The August 2014 policy review was largely a non-event as far as actions go. Besides the expected status quo on monetary policy, the cut in statutory liquidity ratio and hold-to-maturity ceiling for bonds were widely anticipated by the market.

The policy assessment continues to guide expectations in all possible ways. In this context, the policy was important in two aspects. First, the dovish guidance introduced in the last policy review was dropped. Second, while RBI seemed fairly confident of achieving the January 2015 consumer-price inflation target of 8%, it has for the first time highlighted upside risks for its January 2016 CPI inflation target of 6%.

This has two ramifications. First, eager expectations of a rate cut in the near future will be tamed. Second, RBI is trying to veer myopic expectations towards the need for attaining the medium-term inflation target of 6%, instead of the fixation with the near-term target of 8%.

Market expectations are, by nature, fluid. The subtle change in RBI’s assessment has led some to believe that any easing is unlikely till the medium-term inflation target is achieved, while some others believe the failure to meet the target could bring about further tightening.

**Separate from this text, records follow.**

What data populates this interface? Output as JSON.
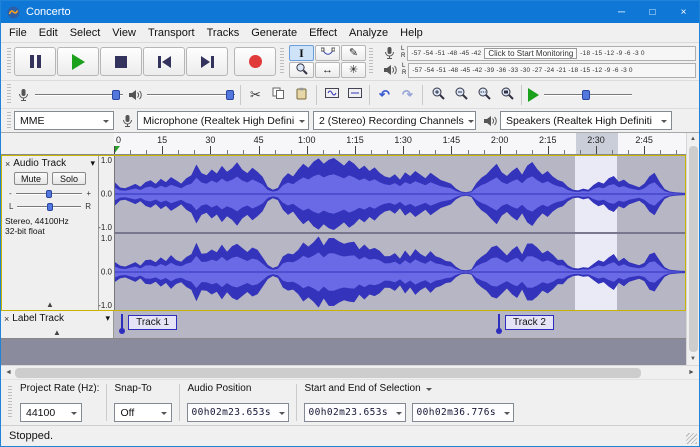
{
  "window": {
    "title": "Concerto"
  },
  "icons": {
    "minimize": "─",
    "maximize": "□",
    "close_win": "×",
    "dropdown": "▾",
    "collapse": "▲",
    "close": "×",
    "scissors": "✂",
    "pencil": "✎",
    "timeshift": "↔",
    "multitool": "✳",
    "ibeam": "I",
    "undo": "↶",
    "redo": "↷",
    "up": "▲",
    "down": "▼",
    "left": "◄",
    "right": "►"
  },
  "menu": {
    "items": [
      "File",
      "Edit",
      "Select",
      "View",
      "Transport",
      "Tracks",
      "Generate",
      "Effect",
      "Analyze",
      "Help"
    ]
  },
  "meters": {
    "left_label": "L",
    "right_label": "R",
    "record_scale_left": "-57  -54  -51  -48  -45  -42",
    "record_monitor": "Click to Start Monitoring",
    "record_scale_right": "-18  -15  -12   -9   -6   -3    0",
    "playback_scale": "-57 -54 -51 -48 -45 -42 -39 -36 -33 -30 -27 -24 -21 -18 -15 -12 -9 -6 -3 0"
  },
  "device": {
    "host": "MME",
    "recording_device": "Microphone (Realtek High Defini",
    "channels": "2 (Stereo) Recording Channels",
    "playback_device": "Speakers (Realtek High Definiti"
  },
  "timeline": {
    "total_seconds": 178,
    "labels": [
      {
        "s": 0,
        "t": "0"
      },
      {
        "s": 15,
        "t": "15"
      },
      {
        "s": 30,
        "t": "30"
      },
      {
        "s": 45,
        "t": "45"
      },
      {
        "s": 60,
        "t": "1:00"
      },
      {
        "s": 75,
        "t": "1:15"
      },
      {
        "s": 90,
        "t": "1:30"
      },
      {
        "s": 105,
        "t": "1:45"
      },
      {
        "s": 120,
        "t": "2:00"
      },
      {
        "s": 135,
        "t": "2:15"
      },
      {
        "s": 150,
        "t": "2:30"
      },
      {
        "s": 165,
        "t": "2:45"
      }
    ]
  },
  "selection": {
    "start_s": 143.653,
    "end_s": 156.776
  },
  "audio_track": {
    "name": "Audio Track",
    "mute": "Mute",
    "solo": "Solo",
    "gain_min": "-",
    "gain_max": "+",
    "pan_min": "L",
    "pan_max": "R",
    "info1": "Stereo, 44100Hz",
    "info2": "32-bit float",
    "vscale": [
      "1.0",
      "0.0",
      "-1.0"
    ]
  },
  "label_track": {
    "name": "Label Track",
    "labels": [
      {
        "text": "Track 1",
        "s": 2.2
      },
      {
        "text": "Track 2",
        "s": 119.5
      }
    ]
  },
  "waveform": {
    "peak_color": "#3333bb",
    "rms_color": "#6a6ae6",
    "peaks": [
      0.32,
      0.18,
      0.16,
      0.22,
      0.28,
      0.2,
      0.33,
      0.38,
      0.28,
      0.42,
      0.33,
      0.47,
      0.38,
      0.29,
      0.44,
      0.52,
      0.82,
      0.58,
      0.52,
      0.68,
      0.57,
      0.78,
      0.62,
      0.72,
      0.88,
      0.68,
      0.58,
      0.73,
      0.62,
      0.48,
      0.2,
      0.12,
      0.17,
      0.44,
      0.58,
      0.49,
      0.68,
      0.84,
      0.73,
      0.9,
      0.99,
      0.84,
      0.95,
      1.0,
      0.9,
      0.79,
      0.94,
      0.84,
      0.69,
      0.79,
      0.64,
      0.74,
      0.59,
      0.49,
      0.45,
      0.55,
      0.4,
      0.6,
      0.5,
      0.64,
      0.54,
      0.44,
      0.59,
      0.49,
      0.39,
      0.34,
      0.29,
      0.15,
      0.07,
      0.05,
      0.08,
      0.3,
      0.45,
      0.55,
      0.7,
      0.84,
      0.6,
      0.5,
      0.64,
      0.74,
      0.54,
      0.79,
      0.89,
      0.69,
      0.54,
      0.64,
      0.49,
      0.39,
      0.34,
      0.2,
      0.12,
      0.1,
      0.15,
      0.12,
      0.25,
      0.34,
      0.29,
      0.44,
      0.5,
      0.34,
      0.4,
      0.29,
      0.24,
      0.19,
      0.29,
      0.49,
      0.59,
      0.34,
      0.14,
      0.07,
      0.05,
      0.04,
      0.03
    ]
  },
  "bottom": {
    "project_rate_label": "Project Rate (Hz):",
    "project_rate": "44100",
    "snap_label": "Snap-To",
    "snap_value": "Off",
    "audio_position_label": "Audio Position",
    "audio_position": "00h02m23.653s",
    "selection_label": "Start and End of Selection",
    "selection_start": "00h02m23.653s",
    "selection_end": "00h02m36.776s"
  },
  "status": {
    "text": "Stopped."
  }
}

Both conclusions are strict. In fact, by an extension of this logic, no rate cut would be possible till RBI achieves the final target of 4%.

In my opinion, while RBI would continue to act as necessary to guide the economy towards sustained disinflation in a gradual manner, the medium-term target of 6% inflation will be relatively less binding vis-à-vis the near-term target of 8%. Similar would be the case with the long-term target of 4%. This will allow discretion for some monetary accommodation.

Let me elaborate. If average CPI inflation declines from 7.5-8% in FY15 to, say, 6.5-7% in FY16, RBI could still consider some discretionary monetary accommodation as repo rate, if left untouched at 8%, would start hardening real rates in the economy, hindering the recovery in growth and fiscal consolidation. This could potentially vitiate the virtuous cycle of supply-led improvement in growth-inflation balance, something which both the monetary and fiscal policymakers are trying to achieve.

Hence, for rate cuts to begin, some overshooting of inflation from its medium-term target of 6% can be accommodated by RBI, provided the outlook is benign, reasons behind the slippage stems from temporary shocks, and fiscal policy continues to consolidate with focus on improvement in quality of adjustment.

One could argue that RBI would resist using monetary accommodation and deploy credit availability and liquidity-supportive measures till the medium-term inflation target is achieved. While RBI has been adopting this strategy since April 2014, frictional stress in money markets persists and credit offtake remains lacklustre despite initial signs of a turnaround in the economy. It’s not surprising that recent term repo cutoffs have been higher and weighted average lending rates of banks (on both outstanding and fresh loans) have remained sticky despite a considerable fall in inflation. This highlights the limitation in using credit availability levers beyond a point, especially when the real cost of credit would become increasingly important.

So where does it leave us? The government has been taking steps to curb food inflation and improve business climate.

More such measures are expected in the coming quarters. As the impact of these measures starts trickling down with some lag, room for monetary accommodation would open up in April-September FY2016.

Shubhada Rao is chief economist, Yes Bank Ltd